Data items

►

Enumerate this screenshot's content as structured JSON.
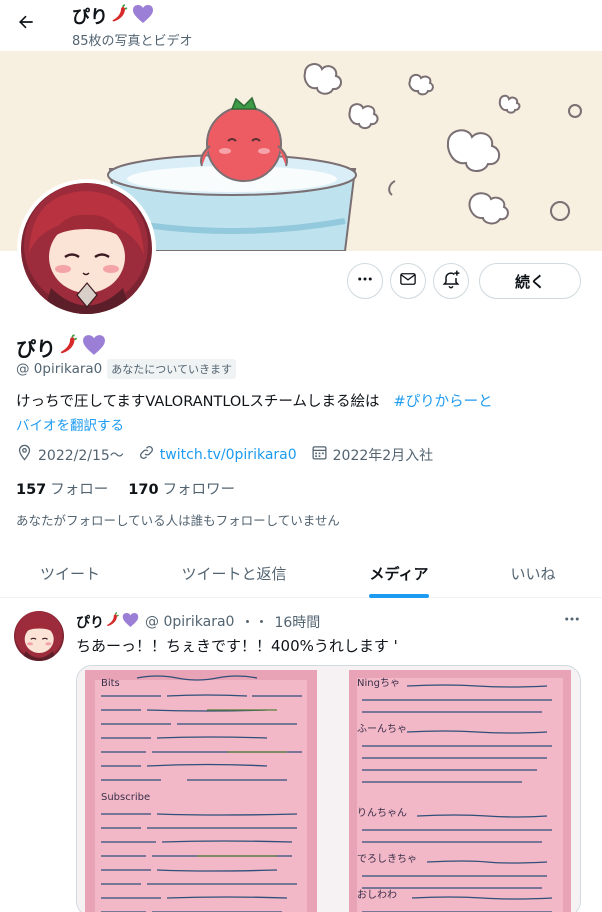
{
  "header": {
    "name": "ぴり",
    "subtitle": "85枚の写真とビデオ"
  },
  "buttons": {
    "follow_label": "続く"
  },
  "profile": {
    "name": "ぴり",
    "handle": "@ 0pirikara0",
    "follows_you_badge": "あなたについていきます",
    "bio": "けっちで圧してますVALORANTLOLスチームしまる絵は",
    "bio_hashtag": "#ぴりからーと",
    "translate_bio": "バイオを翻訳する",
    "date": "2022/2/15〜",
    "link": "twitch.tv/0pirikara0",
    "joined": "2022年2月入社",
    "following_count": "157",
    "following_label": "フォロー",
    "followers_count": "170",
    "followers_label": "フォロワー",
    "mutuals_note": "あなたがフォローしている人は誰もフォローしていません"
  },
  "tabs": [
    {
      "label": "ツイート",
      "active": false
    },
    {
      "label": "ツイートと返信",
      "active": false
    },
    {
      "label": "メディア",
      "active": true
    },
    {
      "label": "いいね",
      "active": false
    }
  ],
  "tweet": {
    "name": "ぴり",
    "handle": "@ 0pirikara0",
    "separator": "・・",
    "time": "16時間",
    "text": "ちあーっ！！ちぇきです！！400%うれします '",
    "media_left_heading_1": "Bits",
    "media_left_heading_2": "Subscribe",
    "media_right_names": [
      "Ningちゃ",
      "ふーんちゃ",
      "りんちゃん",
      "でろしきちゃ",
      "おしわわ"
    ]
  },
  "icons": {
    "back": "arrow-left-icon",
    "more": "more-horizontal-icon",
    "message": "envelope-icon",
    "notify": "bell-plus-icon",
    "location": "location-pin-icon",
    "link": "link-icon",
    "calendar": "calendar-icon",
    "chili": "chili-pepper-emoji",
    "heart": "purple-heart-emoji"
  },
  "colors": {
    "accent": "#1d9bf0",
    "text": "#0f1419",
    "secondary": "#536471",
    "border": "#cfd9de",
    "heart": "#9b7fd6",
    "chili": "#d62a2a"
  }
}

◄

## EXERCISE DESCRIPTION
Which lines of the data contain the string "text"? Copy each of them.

## ANSWER BOX
    "text": "ちあーっ！！ちぇきです！！400%うれします '",
    "text": "#0f1419",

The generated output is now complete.